INSTRUCTIONS TO FOLLOW: The records that follow must be repeated exactly, minus the images.

SOURCE INFORMATION:
........

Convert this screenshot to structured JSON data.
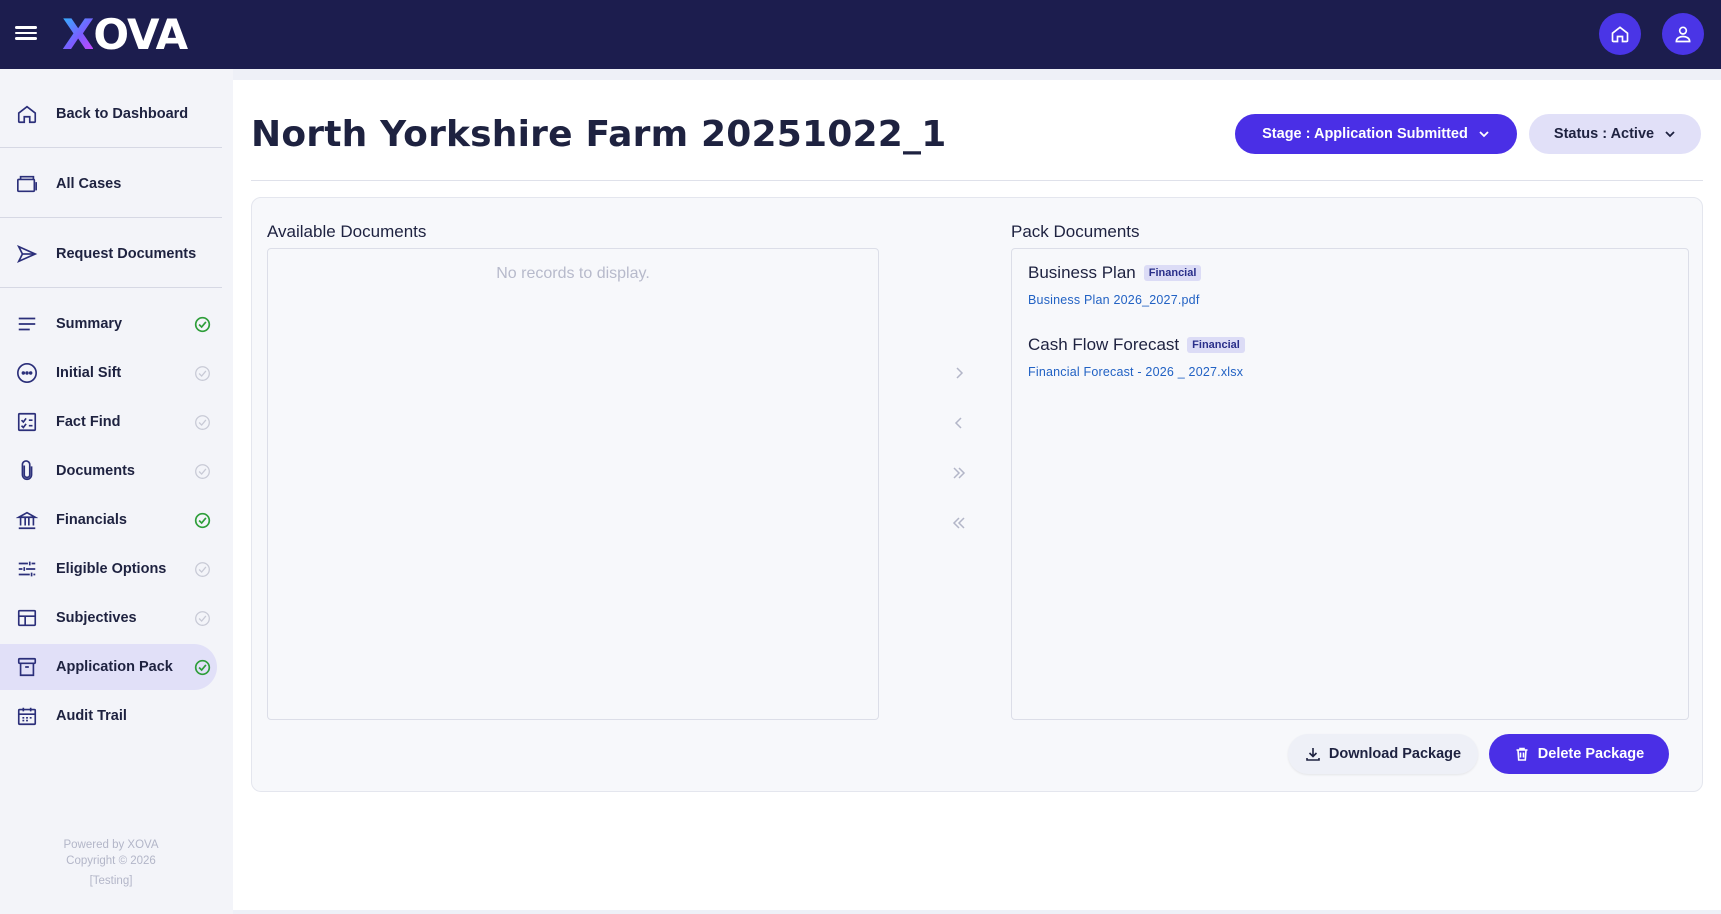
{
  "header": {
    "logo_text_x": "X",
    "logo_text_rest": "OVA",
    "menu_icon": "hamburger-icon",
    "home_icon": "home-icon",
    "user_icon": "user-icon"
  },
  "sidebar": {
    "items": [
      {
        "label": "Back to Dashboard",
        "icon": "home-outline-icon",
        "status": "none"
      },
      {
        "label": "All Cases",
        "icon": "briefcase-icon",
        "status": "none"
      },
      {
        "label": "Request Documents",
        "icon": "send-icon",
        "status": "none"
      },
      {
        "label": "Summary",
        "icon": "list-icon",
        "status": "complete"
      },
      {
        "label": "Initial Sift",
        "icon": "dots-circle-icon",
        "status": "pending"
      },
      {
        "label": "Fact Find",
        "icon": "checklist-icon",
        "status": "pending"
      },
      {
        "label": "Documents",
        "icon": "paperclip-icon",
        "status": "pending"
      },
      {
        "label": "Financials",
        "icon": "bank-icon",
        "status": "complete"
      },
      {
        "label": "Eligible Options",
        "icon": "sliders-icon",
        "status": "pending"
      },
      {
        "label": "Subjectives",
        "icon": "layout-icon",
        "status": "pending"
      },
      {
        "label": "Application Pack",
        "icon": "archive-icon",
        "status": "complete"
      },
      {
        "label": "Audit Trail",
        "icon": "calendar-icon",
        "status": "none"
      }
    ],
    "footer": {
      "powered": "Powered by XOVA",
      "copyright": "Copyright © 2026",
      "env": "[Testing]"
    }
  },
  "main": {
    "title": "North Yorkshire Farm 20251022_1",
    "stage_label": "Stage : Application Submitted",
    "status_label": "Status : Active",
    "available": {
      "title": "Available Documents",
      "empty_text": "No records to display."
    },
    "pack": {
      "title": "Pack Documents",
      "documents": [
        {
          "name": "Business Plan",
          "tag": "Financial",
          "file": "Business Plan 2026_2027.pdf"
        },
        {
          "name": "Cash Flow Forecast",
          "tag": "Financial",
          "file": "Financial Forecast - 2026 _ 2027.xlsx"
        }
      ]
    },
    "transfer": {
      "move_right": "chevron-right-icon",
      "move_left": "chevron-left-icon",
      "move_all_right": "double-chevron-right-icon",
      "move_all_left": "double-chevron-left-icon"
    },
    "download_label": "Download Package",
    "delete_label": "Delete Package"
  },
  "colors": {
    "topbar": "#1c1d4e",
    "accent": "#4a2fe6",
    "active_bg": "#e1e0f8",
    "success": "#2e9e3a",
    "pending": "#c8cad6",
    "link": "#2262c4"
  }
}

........

THE COMPLETED TASK:
Convert this screenshot to structured JSON data.
{
  "header": {
    "logo_text_x": "X",
    "logo_text_rest": "OVA",
    "menu_icon": "hamburger-icon",
    "home_icon": "home-icon",
    "user_icon": "user-icon"
  },
  "sidebar": {
    "items": [
      {
        "label": "Back to Dashboard",
        "icon": "home-outline-icon",
        "status": "none"
      },
      {
        "label": "All Cases",
        "icon": "briefcase-icon",
        "status": "none"
      },
      {
        "label": "Request Documents",
        "icon": "send-icon",
        "status": "none"
      },
      {
        "label": "Summary",
        "icon": "list-icon",
        "status": "complete"
      },
      {
        "label": "Initial Sift",
        "icon": "dots-circle-icon",
        "status": "pending"
      },
      {
        "label": "Fact Find",
        "icon": "checklist-icon",
        "status": "pending"
      },
      {
        "label": "Documents",
        "icon": "paperclip-icon",
        "status": "pending"
      },
      {
        "label": "Financials",
        "icon": "bank-icon",
        "status": "complete"
      },
      {
        "label": "Eligible Options",
        "icon": "sliders-icon",
        "status": "pending"
      },
      {
        "label": "Subjectives",
        "icon": "layout-icon",
        "status": "pending"
      },
      {
        "label": "Application Pack",
        "icon": "archive-icon",
        "status": "complete"
      },
      {
        "label": "Audit Trail",
        "icon": "calendar-icon",
        "status": "none"
      }
    ],
    "footer": {
      "powered": "Powered by XOVA",
      "copyright": "Copyright © 2026",
      "env": "[Testing]"
    }
  },
  "main": {
    "title": "North Yorkshire Farm 20251022_1",
    "stage_label": "Stage : Application Submitted",
    "status_label": "Status : Active",
    "available": {
      "title": "Available Documents",
      "empty_text": "No records to display."
    },
    "pack": {
      "title": "Pack Documents",
      "documents": [
        {
          "name": "Business Plan",
          "tag": "Financial",
          "file": "Business Plan 2026_2027.pdf"
        },
        {
          "name": "Cash Flow Forecast",
          "tag": "Financial",
          "file": "Financial Forecast - 2026 _ 2027.xlsx"
        }
      ]
    },
    "transfer": {
      "move_right": "chevron-right-icon",
      "move_left": "chevron-left-icon",
      "move_all_right": "double-chevron-right-icon",
      "move_all_left": "double-chevron-left-icon"
    },
    "download_label": "Download Package",
    "delete_label": "Delete Package"
  },
  "colors": {
    "topbar": "#1c1d4e",
    "accent": "#4a2fe6",
    "active_bg": "#e1e0f8",
    "success": "#2e9e3a",
    "pending": "#c8cad6",
    "link": "#2262c4"
  }
}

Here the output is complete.